Exercise instructions:
Within the records below, filter for lines carrying the word "snowflake" and copy them.

####

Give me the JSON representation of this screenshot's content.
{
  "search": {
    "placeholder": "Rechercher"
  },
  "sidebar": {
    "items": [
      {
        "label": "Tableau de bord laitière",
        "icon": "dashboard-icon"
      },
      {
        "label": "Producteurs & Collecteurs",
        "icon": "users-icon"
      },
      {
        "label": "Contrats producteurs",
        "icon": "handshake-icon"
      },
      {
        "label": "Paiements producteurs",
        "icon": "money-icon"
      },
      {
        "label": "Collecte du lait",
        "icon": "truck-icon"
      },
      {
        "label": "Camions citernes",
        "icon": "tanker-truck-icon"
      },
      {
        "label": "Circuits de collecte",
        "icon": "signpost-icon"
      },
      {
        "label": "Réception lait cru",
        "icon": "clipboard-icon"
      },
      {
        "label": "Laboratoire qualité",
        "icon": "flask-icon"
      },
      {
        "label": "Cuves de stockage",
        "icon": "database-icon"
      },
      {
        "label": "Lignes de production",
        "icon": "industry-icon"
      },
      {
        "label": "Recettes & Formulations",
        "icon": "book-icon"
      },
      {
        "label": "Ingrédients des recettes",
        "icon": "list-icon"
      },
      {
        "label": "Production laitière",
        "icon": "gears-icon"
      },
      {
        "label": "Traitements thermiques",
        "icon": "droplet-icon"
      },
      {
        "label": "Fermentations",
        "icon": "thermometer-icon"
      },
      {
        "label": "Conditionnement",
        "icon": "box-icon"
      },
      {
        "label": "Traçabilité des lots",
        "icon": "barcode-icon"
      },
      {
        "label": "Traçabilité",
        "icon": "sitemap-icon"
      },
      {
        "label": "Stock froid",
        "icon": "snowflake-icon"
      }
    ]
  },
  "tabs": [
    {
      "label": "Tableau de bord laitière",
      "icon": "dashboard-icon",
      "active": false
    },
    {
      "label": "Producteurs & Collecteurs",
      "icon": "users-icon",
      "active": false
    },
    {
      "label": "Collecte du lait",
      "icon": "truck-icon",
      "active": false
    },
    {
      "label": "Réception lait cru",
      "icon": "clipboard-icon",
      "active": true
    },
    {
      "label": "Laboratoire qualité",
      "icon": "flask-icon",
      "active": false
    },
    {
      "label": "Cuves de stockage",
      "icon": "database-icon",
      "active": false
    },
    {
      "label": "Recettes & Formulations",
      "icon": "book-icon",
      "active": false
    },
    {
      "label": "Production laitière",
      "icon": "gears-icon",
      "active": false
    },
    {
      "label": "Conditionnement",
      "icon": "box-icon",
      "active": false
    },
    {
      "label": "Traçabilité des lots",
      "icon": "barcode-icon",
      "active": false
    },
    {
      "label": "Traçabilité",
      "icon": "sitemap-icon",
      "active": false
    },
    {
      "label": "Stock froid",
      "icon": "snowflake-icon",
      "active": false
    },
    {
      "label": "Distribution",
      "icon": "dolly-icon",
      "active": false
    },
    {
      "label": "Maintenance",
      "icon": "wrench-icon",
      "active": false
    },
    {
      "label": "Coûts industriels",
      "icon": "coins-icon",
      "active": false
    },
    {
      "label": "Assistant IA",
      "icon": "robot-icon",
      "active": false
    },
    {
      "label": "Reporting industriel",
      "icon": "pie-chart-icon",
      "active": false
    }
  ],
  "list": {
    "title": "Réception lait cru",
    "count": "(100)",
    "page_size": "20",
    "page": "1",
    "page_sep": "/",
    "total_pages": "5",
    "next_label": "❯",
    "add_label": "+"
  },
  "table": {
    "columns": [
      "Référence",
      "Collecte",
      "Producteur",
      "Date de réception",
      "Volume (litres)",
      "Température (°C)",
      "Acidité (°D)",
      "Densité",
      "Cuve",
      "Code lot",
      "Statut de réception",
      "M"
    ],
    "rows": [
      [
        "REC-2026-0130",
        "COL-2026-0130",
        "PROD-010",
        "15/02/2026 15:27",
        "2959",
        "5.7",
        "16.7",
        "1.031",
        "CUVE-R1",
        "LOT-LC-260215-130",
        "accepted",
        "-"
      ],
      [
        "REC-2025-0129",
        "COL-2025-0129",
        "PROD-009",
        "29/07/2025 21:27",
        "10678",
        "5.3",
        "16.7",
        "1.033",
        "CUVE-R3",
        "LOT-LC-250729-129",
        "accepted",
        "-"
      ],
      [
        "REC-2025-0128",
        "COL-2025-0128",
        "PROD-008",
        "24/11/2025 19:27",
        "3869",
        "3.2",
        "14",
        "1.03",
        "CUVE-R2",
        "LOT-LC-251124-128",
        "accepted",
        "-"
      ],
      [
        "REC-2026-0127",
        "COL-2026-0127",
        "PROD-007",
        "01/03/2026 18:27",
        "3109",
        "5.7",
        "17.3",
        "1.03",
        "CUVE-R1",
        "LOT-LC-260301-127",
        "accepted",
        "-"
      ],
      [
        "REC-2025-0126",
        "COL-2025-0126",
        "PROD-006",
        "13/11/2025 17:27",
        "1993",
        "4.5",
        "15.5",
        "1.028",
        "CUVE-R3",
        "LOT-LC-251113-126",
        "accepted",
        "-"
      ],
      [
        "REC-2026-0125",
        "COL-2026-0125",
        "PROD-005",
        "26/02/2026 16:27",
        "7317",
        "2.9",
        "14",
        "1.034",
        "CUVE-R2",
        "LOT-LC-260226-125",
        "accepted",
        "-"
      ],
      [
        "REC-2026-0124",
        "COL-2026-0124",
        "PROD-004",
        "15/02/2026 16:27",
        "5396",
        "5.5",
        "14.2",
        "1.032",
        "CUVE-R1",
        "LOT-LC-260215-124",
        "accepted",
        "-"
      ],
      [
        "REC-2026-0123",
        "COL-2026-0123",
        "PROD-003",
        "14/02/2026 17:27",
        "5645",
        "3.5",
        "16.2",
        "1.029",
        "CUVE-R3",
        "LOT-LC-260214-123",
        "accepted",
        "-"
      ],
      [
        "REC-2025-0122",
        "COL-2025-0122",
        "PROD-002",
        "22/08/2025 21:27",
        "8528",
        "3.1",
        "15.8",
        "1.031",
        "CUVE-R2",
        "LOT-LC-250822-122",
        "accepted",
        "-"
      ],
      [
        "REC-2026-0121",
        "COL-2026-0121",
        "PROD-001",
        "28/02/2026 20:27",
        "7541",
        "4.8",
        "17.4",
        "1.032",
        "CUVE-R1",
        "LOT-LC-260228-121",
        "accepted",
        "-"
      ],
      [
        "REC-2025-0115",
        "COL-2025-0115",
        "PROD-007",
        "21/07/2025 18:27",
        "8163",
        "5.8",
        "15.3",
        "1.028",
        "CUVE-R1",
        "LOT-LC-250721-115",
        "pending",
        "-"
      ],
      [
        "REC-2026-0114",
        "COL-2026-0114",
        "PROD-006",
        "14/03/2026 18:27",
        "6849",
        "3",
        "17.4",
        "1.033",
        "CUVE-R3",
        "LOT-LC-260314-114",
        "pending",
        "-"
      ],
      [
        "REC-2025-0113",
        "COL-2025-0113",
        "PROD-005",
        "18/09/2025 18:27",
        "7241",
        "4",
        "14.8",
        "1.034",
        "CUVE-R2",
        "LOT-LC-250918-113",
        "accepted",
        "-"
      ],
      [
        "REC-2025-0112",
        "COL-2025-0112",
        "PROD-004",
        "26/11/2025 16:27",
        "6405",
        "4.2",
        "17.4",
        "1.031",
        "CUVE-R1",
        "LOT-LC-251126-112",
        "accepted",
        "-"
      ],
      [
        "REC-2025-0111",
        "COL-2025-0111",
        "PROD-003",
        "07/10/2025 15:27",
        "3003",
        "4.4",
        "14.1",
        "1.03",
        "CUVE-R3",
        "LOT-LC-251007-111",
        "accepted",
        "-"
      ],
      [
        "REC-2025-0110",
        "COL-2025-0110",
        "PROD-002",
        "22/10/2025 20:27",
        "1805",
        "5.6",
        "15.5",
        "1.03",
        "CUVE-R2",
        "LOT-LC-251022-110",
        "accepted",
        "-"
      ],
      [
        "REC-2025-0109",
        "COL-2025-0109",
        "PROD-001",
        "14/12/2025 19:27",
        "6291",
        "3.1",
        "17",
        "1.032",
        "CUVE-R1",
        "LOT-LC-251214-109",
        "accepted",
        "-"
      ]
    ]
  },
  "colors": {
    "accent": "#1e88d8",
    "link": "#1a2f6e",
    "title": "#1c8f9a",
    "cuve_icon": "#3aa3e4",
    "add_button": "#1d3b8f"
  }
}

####

Solved problem:
        "icon": "snowflake-icon"
      "icon": "snowflake-icon",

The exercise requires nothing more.